§ INFORMATION SHOWN
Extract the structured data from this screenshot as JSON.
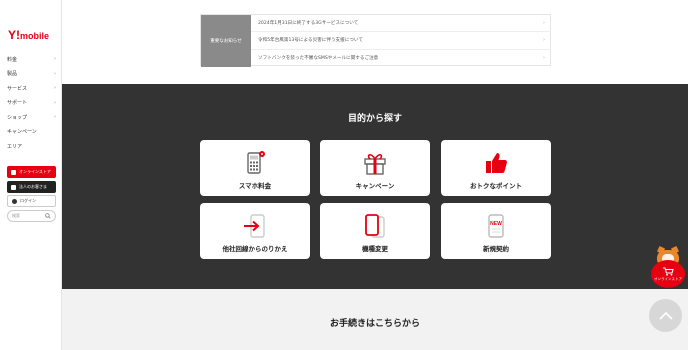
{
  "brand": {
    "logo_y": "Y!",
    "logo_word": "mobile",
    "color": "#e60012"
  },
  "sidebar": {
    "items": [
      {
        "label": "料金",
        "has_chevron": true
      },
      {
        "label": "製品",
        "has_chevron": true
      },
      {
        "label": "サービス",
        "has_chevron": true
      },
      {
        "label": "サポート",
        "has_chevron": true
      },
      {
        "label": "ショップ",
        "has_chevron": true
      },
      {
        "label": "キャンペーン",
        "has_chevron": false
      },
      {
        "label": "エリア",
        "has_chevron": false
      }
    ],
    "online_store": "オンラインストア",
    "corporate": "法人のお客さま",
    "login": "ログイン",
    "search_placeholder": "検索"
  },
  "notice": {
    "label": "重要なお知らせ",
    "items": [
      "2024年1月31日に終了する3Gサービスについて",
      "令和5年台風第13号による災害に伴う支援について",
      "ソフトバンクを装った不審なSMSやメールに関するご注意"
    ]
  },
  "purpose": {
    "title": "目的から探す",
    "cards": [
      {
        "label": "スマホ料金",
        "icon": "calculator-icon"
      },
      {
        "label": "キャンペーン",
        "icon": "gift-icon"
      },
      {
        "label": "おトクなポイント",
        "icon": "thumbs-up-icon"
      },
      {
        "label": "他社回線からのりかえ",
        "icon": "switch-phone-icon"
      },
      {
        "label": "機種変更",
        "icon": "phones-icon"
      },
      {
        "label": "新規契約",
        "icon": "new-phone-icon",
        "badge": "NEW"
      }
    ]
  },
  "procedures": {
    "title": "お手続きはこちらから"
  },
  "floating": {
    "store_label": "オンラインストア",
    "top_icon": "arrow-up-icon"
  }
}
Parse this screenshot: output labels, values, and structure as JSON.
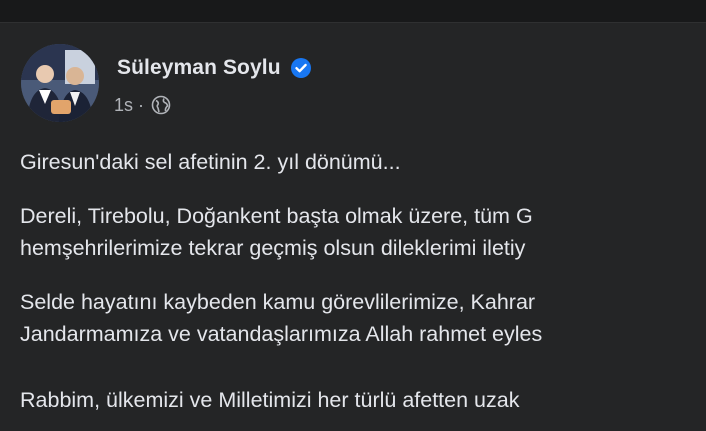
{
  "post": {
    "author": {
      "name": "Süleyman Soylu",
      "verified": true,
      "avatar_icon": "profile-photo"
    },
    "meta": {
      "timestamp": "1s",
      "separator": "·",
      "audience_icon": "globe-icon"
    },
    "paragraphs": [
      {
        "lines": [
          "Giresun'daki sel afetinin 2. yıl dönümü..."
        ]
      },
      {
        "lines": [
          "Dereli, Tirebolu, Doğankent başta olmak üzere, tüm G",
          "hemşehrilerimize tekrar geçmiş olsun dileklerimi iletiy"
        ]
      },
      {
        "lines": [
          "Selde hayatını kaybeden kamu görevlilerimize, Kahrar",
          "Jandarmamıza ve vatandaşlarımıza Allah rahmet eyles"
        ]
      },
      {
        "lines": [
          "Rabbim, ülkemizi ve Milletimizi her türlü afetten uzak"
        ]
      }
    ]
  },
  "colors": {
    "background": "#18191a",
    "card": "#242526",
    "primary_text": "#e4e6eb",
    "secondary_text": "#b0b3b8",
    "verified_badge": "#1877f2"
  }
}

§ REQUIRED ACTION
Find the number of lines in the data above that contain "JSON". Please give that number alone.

§ TASK RESPONSE
2